» **Material for this task**
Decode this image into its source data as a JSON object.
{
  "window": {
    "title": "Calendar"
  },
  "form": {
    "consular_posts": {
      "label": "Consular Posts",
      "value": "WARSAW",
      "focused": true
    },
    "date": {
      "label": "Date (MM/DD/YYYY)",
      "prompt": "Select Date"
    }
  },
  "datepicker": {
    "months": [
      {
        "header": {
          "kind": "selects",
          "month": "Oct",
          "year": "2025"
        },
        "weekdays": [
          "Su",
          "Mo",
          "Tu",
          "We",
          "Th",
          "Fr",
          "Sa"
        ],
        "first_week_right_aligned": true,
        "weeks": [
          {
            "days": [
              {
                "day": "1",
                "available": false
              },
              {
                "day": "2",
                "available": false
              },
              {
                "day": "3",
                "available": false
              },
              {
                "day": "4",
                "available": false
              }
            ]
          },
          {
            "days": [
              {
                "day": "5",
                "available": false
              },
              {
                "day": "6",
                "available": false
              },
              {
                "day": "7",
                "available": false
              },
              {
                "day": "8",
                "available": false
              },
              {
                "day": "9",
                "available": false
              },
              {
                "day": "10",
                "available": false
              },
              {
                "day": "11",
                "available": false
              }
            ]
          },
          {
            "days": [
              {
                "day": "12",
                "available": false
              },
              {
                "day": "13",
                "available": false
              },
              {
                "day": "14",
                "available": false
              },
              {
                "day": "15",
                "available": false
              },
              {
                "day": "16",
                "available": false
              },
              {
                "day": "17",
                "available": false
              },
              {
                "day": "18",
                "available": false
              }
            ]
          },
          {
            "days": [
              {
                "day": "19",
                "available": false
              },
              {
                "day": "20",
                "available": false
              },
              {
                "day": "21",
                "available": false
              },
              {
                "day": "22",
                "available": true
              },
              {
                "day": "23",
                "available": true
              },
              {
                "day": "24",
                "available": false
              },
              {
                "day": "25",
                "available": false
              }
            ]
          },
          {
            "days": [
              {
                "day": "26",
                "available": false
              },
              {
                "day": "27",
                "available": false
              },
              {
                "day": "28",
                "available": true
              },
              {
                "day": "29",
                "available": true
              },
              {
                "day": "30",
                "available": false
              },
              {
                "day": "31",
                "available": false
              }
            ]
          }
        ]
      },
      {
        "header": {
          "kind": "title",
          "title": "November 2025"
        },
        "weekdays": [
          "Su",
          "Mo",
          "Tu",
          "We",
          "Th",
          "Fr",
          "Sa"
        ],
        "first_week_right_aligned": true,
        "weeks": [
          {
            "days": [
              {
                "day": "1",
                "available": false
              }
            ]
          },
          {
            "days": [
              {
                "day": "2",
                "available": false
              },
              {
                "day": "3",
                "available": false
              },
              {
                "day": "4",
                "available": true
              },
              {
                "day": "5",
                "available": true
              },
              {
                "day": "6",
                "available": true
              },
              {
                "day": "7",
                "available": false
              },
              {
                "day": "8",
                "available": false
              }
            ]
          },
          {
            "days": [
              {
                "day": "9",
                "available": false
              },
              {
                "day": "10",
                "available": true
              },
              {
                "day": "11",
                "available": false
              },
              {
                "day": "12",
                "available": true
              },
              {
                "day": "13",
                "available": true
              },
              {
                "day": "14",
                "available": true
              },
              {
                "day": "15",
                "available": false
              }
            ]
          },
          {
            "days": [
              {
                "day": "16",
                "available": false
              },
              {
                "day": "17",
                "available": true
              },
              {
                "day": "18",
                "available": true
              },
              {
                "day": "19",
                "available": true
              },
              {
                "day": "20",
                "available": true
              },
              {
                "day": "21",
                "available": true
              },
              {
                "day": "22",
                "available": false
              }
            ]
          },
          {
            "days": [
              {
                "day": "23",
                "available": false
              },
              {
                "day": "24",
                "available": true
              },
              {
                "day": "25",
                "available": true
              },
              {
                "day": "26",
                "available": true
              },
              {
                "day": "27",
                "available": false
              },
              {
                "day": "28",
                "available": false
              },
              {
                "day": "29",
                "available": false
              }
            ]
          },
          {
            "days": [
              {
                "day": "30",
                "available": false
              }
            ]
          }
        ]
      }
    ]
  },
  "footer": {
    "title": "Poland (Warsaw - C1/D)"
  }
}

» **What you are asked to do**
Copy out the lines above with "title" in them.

» **Response below**
    "title": "Calendar"
          "kind": "title",
          "title": "November 2025"
    "title": "Poland (Warsaw - C1/D)"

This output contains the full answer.